At the beginning of the year, there are always a few diehard skeptics who ask, “What about Darwin? What about evolution? What about dinosaurs and the age of the earth?” Often these questions are asked by baale t’shuva who are seeking serious answers to seeming contradictions between the account of Creation in the Torah and the things they previously learned in school.
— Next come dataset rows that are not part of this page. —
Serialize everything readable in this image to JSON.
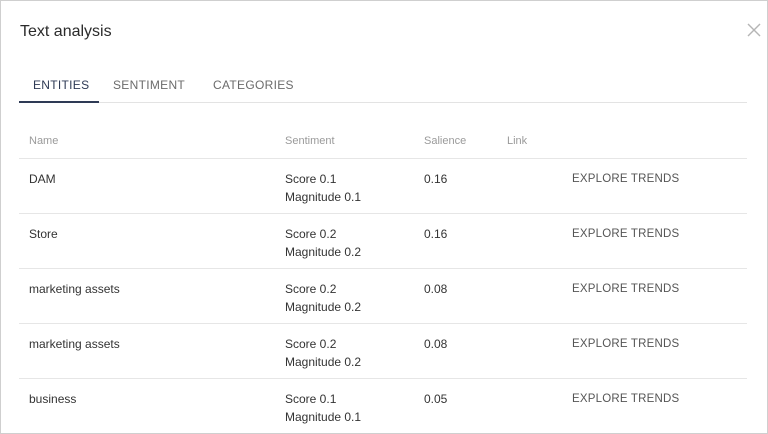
{
  "dialog": {
    "title": "Text analysis"
  },
  "tabs": [
    {
      "label": "ENTITIES",
      "active": true
    },
    {
      "label": "SENTIMENT",
      "active": false
    },
    {
      "label": "CATEGORIES",
      "active": false
    }
  ],
  "table": {
    "headers": {
      "name": "Name",
      "sentiment": "Sentiment",
      "salience": "Salience",
      "link": "Link"
    },
    "rows": [
      {
        "name": "DAM",
        "score": "Score 0.1",
        "magnitude": "Magnitude 0.1",
        "salience": "0.16",
        "action": "EXPLORE TRENDS"
      },
      {
        "name": "Store",
        "score": "Score 0.2",
        "magnitude": "Magnitude 0.2",
        "salience": "0.16",
        "action": "EXPLORE TRENDS"
      },
      {
        "name": "marketing assets",
        "score": "Score 0.2",
        "magnitude": "Magnitude 0.2",
        "salience": "0.08",
        "action": "EXPLORE TRENDS"
      },
      {
        "name": "marketing assets",
        "score": "Score 0.2",
        "magnitude": "Magnitude 0.2",
        "salience": "0.08",
        "action": "EXPLORE TRENDS"
      },
      {
        "name": "business",
        "score": "Score 0.1",
        "magnitude": "Magnitude 0.1",
        "salience": "0.05",
        "action": "EXPLORE TRENDS"
      }
    ]
  },
  "icons": {
    "close": "close-icon"
  },
  "colors": {
    "active_tab": "#2e3a55",
    "border": "#e6e6e6"
  }
}
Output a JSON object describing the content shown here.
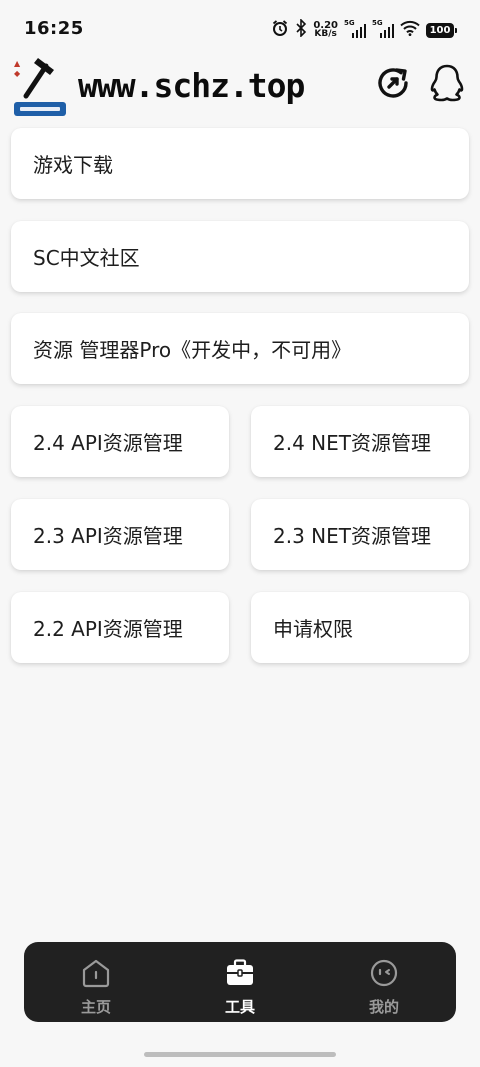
{
  "status_bar": {
    "time": "16:25",
    "net_speed_value": "0.20",
    "net_speed_unit": "KB/s",
    "sim1": "5G",
    "sim2": "5G",
    "battery": "100"
  },
  "header": {
    "logo_icon": "hammer-logo-icon",
    "title": "www.schz.top",
    "refresh_icon": "refresh-icon",
    "qq_icon": "qq-icon"
  },
  "cards": {
    "game_download": "游戏下载",
    "sc_community": "SC中文社区",
    "resource_manager_pro": "资源 管理器Pro《开发中，不可用》",
    "api_24": "2.4 API资源管理",
    "net_24": "2.4 NET资源管理",
    "api_23": "2.3 API资源管理",
    "net_23": "2.3 NET资源管理",
    "api_22": "2.2 API资源管理",
    "request_permission": "申请权限"
  },
  "bottom_nav": {
    "home": "主页",
    "tools": "工具",
    "mine": "我的",
    "active": "tools"
  },
  "colors": {
    "background": "#f7f7f7",
    "card": "#ffffff",
    "nav_bg": "#212121",
    "nav_active": "#ffffff",
    "nav_inactive": "#9a9a9a"
  }
}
Today, most serious biologists will admit that man did not evolve from apes, excepting perhaps certain Israeli politicians who do things that not even a monkey would do. The fact is that decades after Darwin formulated his theory of evolution, his famous “missing links” have never been discovered. Some high school texts and natural history museums may still have illustrations of monkeys evolving into prehistoric man, but the theory has been shot through with holes. As the story of Creation attests, man was a unique and separate creation, distinguished from all other animals. Even if there are species that underwent a process of evolution from fish to frogs, this doesn’t bother the religious Jew. The Torah does not stand in conflict with scientific knowledge. The Torah adds a higher understanding to scientific thought. The story of Creation in the Torah is not meant to be a historical, scientific recording of what took place. Rather, the Biblical account of the seven days of Creation, and the story of Adam and Eve, come to teach us moral lessons about the world in which we live, and about our relation to the Creator. Even the vaunted “Big Bang” theory has lost credence, and many leading scientists have turned to theological explanations of the primal cause.
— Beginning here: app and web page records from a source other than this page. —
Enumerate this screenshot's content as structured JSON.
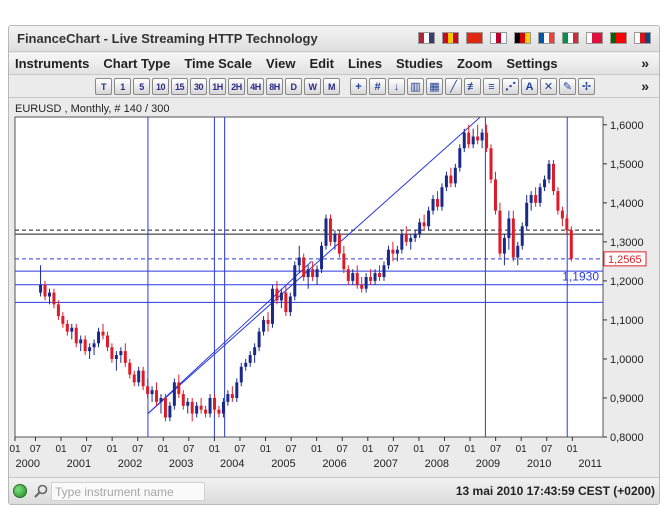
{
  "window": {
    "title": "FinanceChart - Live Streaming HTTP Technology"
  },
  "flags": [
    {
      "name": "us-flag",
      "colors": [
        "#b22234",
        "#ffffff",
        "#3c3b6e"
      ]
    },
    {
      "name": "es-flag",
      "colors": [
        "#c60b1e",
        "#ffc400",
        "#c60b1e"
      ]
    },
    {
      "name": "cn-flag",
      "colors": [
        "#de2910",
        "#de2910",
        "#de2910"
      ]
    },
    {
      "name": "jp-flag",
      "colors": [
        "#ffffff",
        "#bc002d",
        "#ffffff"
      ]
    },
    {
      "name": "de-flag",
      "colors": [
        "#000000",
        "#dd0000",
        "#ffce00"
      ]
    },
    {
      "name": "fr-flag",
      "colors": [
        "#0055a4",
        "#ffffff",
        "#ef4135"
      ]
    },
    {
      "name": "it-flag",
      "colors": [
        "#009246",
        "#ffffff",
        "#ce2b37"
      ]
    },
    {
      "name": "pl-flag",
      "colors": [
        "#ffffff",
        "#dc143c",
        "#dc143c"
      ]
    },
    {
      "name": "pt-flag",
      "colors": [
        "#006600",
        "#ff0000",
        "#ff0000"
      ]
    },
    {
      "name": "cz-flag",
      "colors": [
        "#ffffff",
        "#d7141a",
        "#11457e"
      ]
    }
  ],
  "menu": [
    "Instruments",
    "Chart Type",
    "Time Scale",
    "View",
    "Edit",
    "Lines",
    "Studies",
    "Zoom",
    "Settings"
  ],
  "menu_more": "»",
  "toolbar": {
    "timeframes": [
      "T",
      "1",
      "5",
      "10",
      "15",
      "30",
      "1H",
      "2H",
      "4H",
      "8H",
      "D",
      "W",
      "M"
    ],
    "tools": [
      {
        "name": "crosshair-icon",
        "glyph": "+"
      },
      {
        "name": "grid-icon",
        "glyph": "#"
      },
      {
        "name": "arrow-down-icon",
        "glyph": "↓"
      },
      {
        "name": "bar-chart-icon",
        "glyph": "▥"
      },
      {
        "name": "bar-chart-red-icon",
        "glyph": "▦"
      },
      {
        "name": "trend-line-icon",
        "glyph": "╱"
      },
      {
        "name": "channel-icon",
        "glyph": "≢"
      },
      {
        "name": "fibonacci-icon",
        "glyph": "≡"
      },
      {
        "name": "fan-icon",
        "glyph": "⋰"
      },
      {
        "name": "text-icon",
        "glyph": "A"
      },
      {
        "name": "erase-icon",
        "glyph": "✕"
      },
      {
        "name": "pencil-icon",
        "glyph": "✎"
      },
      {
        "name": "pin-icon",
        "glyph": "✢"
      }
    ],
    "more": "»"
  },
  "chart_data": {
    "type": "candlestick",
    "title": "EURUSD , Monthly, # 140 / 300",
    "ylim": [
      0.8,
      1.62
    ],
    "y_ticks": [
      "1,6000",
      "1,5000",
      "1,4000",
      "1,3000",
      "1,2000",
      "1,1000",
      "1,0000",
      "0,9000",
      "0,8000"
    ],
    "y_tick_values": [
      1.6,
      1.5,
      1.4,
      1.3,
      1.2,
      1.1,
      1.0,
      0.9,
      0.8
    ],
    "x_range": [
      1999.5,
      2011.0
    ],
    "x_tick_labels": [
      "01",
      "07",
      "01",
      "07",
      "01",
      "07",
      "01",
      "07",
      "01",
      "07",
      "01",
      "07",
      "01",
      "07",
      "01",
      "07",
      "01",
      "07",
      "01",
      "07",
      "01",
      "07",
      "01"
    ],
    "x_tick_values": [
      1999.5,
      1999.9,
      2000.4,
      2000.9,
      2001.4,
      2001.9,
      2002.4,
      2002.9,
      2003.4,
      2003.9,
      2004.4,
      2004.9,
      2005.4,
      2005.9,
      2006.4,
      2006.9,
      2007.4,
      2007.9,
      2008.4,
      2008.9,
      2009.4,
      2009.9,
      2010.4
    ],
    "x_year_labels": [
      "2000",
      "2001",
      "2002",
      "2003",
      "2004",
      "2005",
      "2006",
      "2007",
      "2008",
      "2009",
      "2010",
      "2011"
    ],
    "x_year_values": [
      1999.75,
      2000.75,
      2001.75,
      2002.75,
      2003.75,
      2004.75,
      2005.75,
      2006.75,
      2007.75,
      2008.75,
      2009.75,
      2010.75
    ],
    "price_labels": [
      {
        "label": "1,2565",
        "value": 1.2565,
        "boxed": true,
        "color": "#e0202a"
      },
      {
        "label": "1,1930",
        "value": 1.193,
        "boxed": false,
        "color": "#2a3adf"
      }
    ],
    "horizontal_lines": [
      {
        "value": 1.33,
        "style": "dashed"
      },
      {
        "value": 1.32,
        "style": "solid"
      },
      {
        "value": 1.2565,
        "style": "dashed"
      },
      {
        "value": 1.225,
        "style": "solid"
      },
      {
        "value": 1.19,
        "style": "solid"
      },
      {
        "value": 1.145,
        "style": "solid"
      }
    ],
    "vertical_lines": [
      2002.1,
      2003.4,
      2003.6,
      2008.7,
      2010.3
    ],
    "trend_lines": [
      {
        "from": [
          2002.1,
          0.86
        ],
        "to": [
          2008.6,
          1.62
        ]
      },
      {
        "from": [
          2002.1,
          0.86
        ],
        "to": [
          2005.3,
          1.25
        ]
      }
    ],
    "colors": {
      "up": "#1a2a8a",
      "down": "#dd1c2a",
      "grid": "#333333",
      "line": "#2a3adf"
    },
    "candles_ohlc": [
      [
        1.17,
        1.24,
        1.16,
        1.19
      ],
      [
        1.19,
        1.2,
        1.15,
        1.16
      ],
      [
        1.16,
        1.18,
        1.14,
        1.17
      ],
      [
        1.17,
        1.18,
        1.13,
        1.14
      ],
      [
        1.14,
        1.15,
        1.1,
        1.11
      ],
      [
        1.11,
        1.12,
        1.08,
        1.09
      ],
      [
        1.09,
        1.1,
        1.06,
        1.07
      ],
      [
        1.07,
        1.09,
        1.05,
        1.08
      ],
      [
        1.08,
        1.09,
        1.03,
        1.04
      ],
      [
        1.04,
        1.06,
        1.02,
        1.05
      ],
      [
        1.05,
        1.06,
        1.01,
        1.02
      ],
      [
        1.02,
        1.04,
        1.0,
        1.03
      ],
      [
        1.03,
        1.05,
        1.01,
        1.04
      ],
      [
        1.04,
        1.08,
        1.03,
        1.07
      ],
      [
        1.07,
        1.09,
        1.05,
        1.06
      ],
      [
        1.06,
        1.07,
        1.02,
        1.03
      ],
      [
        1.03,
        1.04,
        0.99,
        1.0
      ],
      [
        1.0,
        1.02,
        0.97,
        1.01
      ],
      [
        1.01,
        1.03,
        0.99,
        1.02
      ],
      [
        1.02,
        1.04,
        0.98,
        0.99
      ],
      [
        0.99,
        1.0,
        0.95,
        0.96
      ],
      [
        0.96,
        0.97,
        0.93,
        0.94
      ],
      [
        0.94,
        0.98,
        0.93,
        0.97
      ],
      [
        0.97,
        0.98,
        0.92,
        0.93
      ],
      [
        0.93,
        0.95,
        0.9,
        0.91
      ],
      [
        0.91,
        0.93,
        0.89,
        0.92
      ],
      [
        0.92,
        0.94,
        0.88,
        0.89
      ],
      [
        0.89,
        0.91,
        0.86,
        0.9
      ],
      [
        0.9,
        0.91,
        0.84,
        0.85
      ],
      [
        0.85,
        0.89,
        0.84,
        0.88
      ],
      [
        0.88,
        0.95,
        0.87,
        0.94
      ],
      [
        0.94,
        0.96,
        0.9,
        0.91
      ],
      [
        0.91,
        0.92,
        0.87,
        0.88
      ],
      [
        0.88,
        0.9,
        0.86,
        0.89
      ],
      [
        0.89,
        0.9,
        0.84,
        0.86
      ],
      [
        0.86,
        0.89,
        0.85,
        0.88
      ],
      [
        0.88,
        0.9,
        0.86,
        0.87
      ],
      [
        0.87,
        0.88,
        0.85,
        0.86
      ],
      [
        0.86,
        0.91,
        0.85,
        0.9
      ],
      [
        0.9,
        0.91,
        0.86,
        0.87
      ],
      [
        0.87,
        0.88,
        0.85,
        0.86
      ],
      [
        0.86,
        0.9,
        0.85,
        0.89
      ],
      [
        0.89,
        0.92,
        0.88,
        0.91
      ],
      [
        0.91,
        0.93,
        0.89,
        0.9
      ],
      [
        0.9,
        0.95,
        0.89,
        0.94
      ],
      [
        0.94,
        0.99,
        0.93,
        0.98
      ],
      [
        0.98,
        1.0,
        0.97,
        0.99
      ],
      [
        0.99,
        1.02,
        0.98,
        1.01
      ],
      [
        1.01,
        1.04,
        0.99,
        1.03
      ],
      [
        1.03,
        1.08,
        1.02,
        1.07
      ],
      [
        1.07,
        1.11,
        1.06,
        1.1
      ],
      [
        1.1,
        1.12,
        1.07,
        1.09
      ],
      [
        1.09,
        1.19,
        1.08,
        1.18
      ],
      [
        1.18,
        1.2,
        1.14,
        1.15
      ],
      [
        1.15,
        1.18,
        1.13,
        1.17
      ],
      [
        1.17,
        1.19,
        1.11,
        1.12
      ],
      [
        1.12,
        1.17,
        1.11,
        1.16
      ],
      [
        1.16,
        1.25,
        1.15,
        1.24
      ],
      [
        1.24,
        1.29,
        1.22,
        1.26
      ],
      [
        1.26,
        1.27,
        1.2,
        1.21
      ],
      [
        1.21,
        1.24,
        1.18,
        1.23
      ],
      [
        1.23,
        1.25,
        1.2,
        1.21
      ],
      [
        1.21,
        1.24,
        1.19,
        1.23
      ],
      [
        1.23,
        1.3,
        1.22,
        1.29
      ],
      [
        1.29,
        1.37,
        1.28,
        1.36
      ],
      [
        1.36,
        1.37,
        1.29,
        1.3
      ],
      [
        1.3,
        1.33,
        1.28,
        1.32
      ],
      [
        1.32,
        1.33,
        1.26,
        1.27
      ],
      [
        1.27,
        1.29,
        1.22,
        1.23
      ],
      [
        1.23,
        1.24,
        1.19,
        1.2
      ],
      [
        1.2,
        1.23,
        1.19,
        1.22
      ],
      [
        1.22,
        1.24,
        1.18,
        1.19
      ],
      [
        1.19,
        1.21,
        1.17,
        1.18
      ],
      [
        1.18,
        1.22,
        1.17,
        1.21
      ],
      [
        1.21,
        1.23,
        1.19,
        1.2
      ],
      [
        1.2,
        1.23,
        1.19,
        1.22
      ],
      [
        1.22,
        1.24,
        1.2,
        1.21
      ],
      [
        1.21,
        1.25,
        1.2,
        1.24
      ],
      [
        1.24,
        1.29,
        1.23,
        1.28
      ],
      [
        1.28,
        1.3,
        1.25,
        1.27
      ],
      [
        1.27,
        1.29,
        1.25,
        1.28
      ],
      [
        1.28,
        1.33,
        1.27,
        1.32
      ],
      [
        1.32,
        1.34,
        1.29,
        1.3
      ],
      [
        1.3,
        1.32,
        1.28,
        1.31
      ],
      [
        1.31,
        1.33,
        1.3,
        1.32
      ],
      [
        1.32,
        1.36,
        1.31,
        1.35
      ],
      [
        1.35,
        1.37,
        1.33,
        1.34
      ],
      [
        1.34,
        1.39,
        1.33,
        1.38
      ],
      [
        1.38,
        1.42,
        1.37,
        1.41
      ],
      [
        1.41,
        1.43,
        1.38,
        1.39
      ],
      [
        1.39,
        1.45,
        1.38,
        1.44
      ],
      [
        1.44,
        1.48,
        1.43,
        1.47
      ],
      [
        1.47,
        1.49,
        1.44,
        1.45
      ],
      [
        1.45,
        1.5,
        1.44,
        1.49
      ],
      [
        1.49,
        1.55,
        1.48,
        1.54
      ],
      [
        1.54,
        1.59,
        1.53,
        1.58
      ],
      [
        1.58,
        1.6,
        1.54,
        1.55
      ],
      [
        1.55,
        1.59,
        1.54,
        1.57
      ],
      [
        1.57,
        1.6,
        1.55,
        1.56
      ],
      [
        1.56,
        1.59,
        1.54,
        1.58
      ],
      [
        1.58,
        1.6,
        1.53,
        1.54
      ],
      [
        1.54,
        1.55,
        1.45,
        1.46
      ],
      [
        1.46,
        1.48,
        1.37,
        1.38
      ],
      [
        1.38,
        1.4,
        1.26,
        1.27
      ],
      [
        1.27,
        1.32,
        1.24,
        1.31
      ],
      [
        1.31,
        1.38,
        1.28,
        1.36
      ],
      [
        1.36,
        1.38,
        1.25,
        1.26
      ],
      [
        1.26,
        1.3,
        1.24,
        1.29
      ],
      [
        1.29,
        1.35,
        1.28,
        1.34
      ],
      [
        1.34,
        1.42,
        1.33,
        1.4
      ],
      [
        1.4,
        1.43,
        1.38,
        1.42
      ],
      [
        1.42,
        1.44,
        1.39,
        1.4
      ],
      [
        1.4,
        1.45,
        1.39,
        1.44
      ],
      [
        1.44,
        1.47,
        1.43,
        1.46
      ],
      [
        1.46,
        1.51,
        1.45,
        1.5
      ],
      [
        1.5,
        1.51,
        1.42,
        1.43
      ],
      [
        1.43,
        1.44,
        1.37,
        1.38
      ],
      [
        1.38,
        1.39,
        1.34,
        1.36
      ],
      [
        1.36,
        1.37,
        1.32,
        1.33
      ],
      [
        1.33,
        1.34,
        1.25,
        1.2565
      ]
    ]
  },
  "status": {
    "search_placeholder": "Type instrument name",
    "timestamp": "13 mai 2010 17:43:59  CEST (+0200)"
  }
}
Rabbi Kook writes: “There is no contradiction whatsoever between the Torah and any of the world’s scientific knowledge. We do not have to accept theories as certainties, no matter how widely accepted, for they are like blossoms that fade. Very soon, scientific technology will be further developed and all of today’s new theories will be derided and scorned, but the word of G-d will endure forever” (Letter 91). The main teaching that we derive from the story of Creation, Rabbi Kook says, is that everything is the work of G-d, from the smallest to the largest, from the few to the many. G-d rules over all.
The Zohar emphasizes that to properly understand the Torah, it is necessary to explore the secrets of the Torah which are hidden under the stories on the Torah and the simple reading of the text. Rabbi Kook writes: “The Torah certainly obscures the meaning of the act of Creation and speaks in allegories and parables, for indeed, everyone knows that the stories of the Book of Bereshit are part of the hidden Torah, and if all these narratives were taken literally, what secrets would there be?” (Ibid)
Thus, if scientists maintain that the world is billions of years old, and that dinosaurs once roamed the earth, good for them. The Zohar also has an answer for that. It says that worlds were created and destroyed, created and destroyed, before G-d was satisfied with His Creation. What is important to us is the relationship of the Creator to man, and that great epic started 5768 years ago when the Holy One Blessed Be He whooooshed a Divine soul into Adam.
And this brings us to the apple. If the story of Creation is an allegory, then what is the real secret behind the apocalyptic sin of eating the forbidden fruit? The Tikunei Zohar and the writings of the Arizal explain that Adam’s sin was in not waiting until Shabbat to have relations with Eve. Instead, he rushed to mate with her on the same day they were created, which was Friday. Because it was a weekday, the day lacked the exalted holiness of Shabbat. Thus their marital relations were consummated at a time when harsh judgments and spiritual impurity abounds. Their hastiness and lust brought about a devastating blemish in all of the spiritual worlds, and its rippling effect, like an atomic fusion, triggered a physical cataclysm as well, shattering the ideal paradise of existence and expelling man from Eden. If they had only waited until Shabbat, the world would have been elevated to an everlasting Redemption. This is the power of Shabbat and the world-enhancing beauty of holy marital relations on this incredibly holy day.
"Didn't I tell you we should wait?"
That first illicit bite was the real beginning of history. Ever since then, we have been trying to find our way back to the Garden.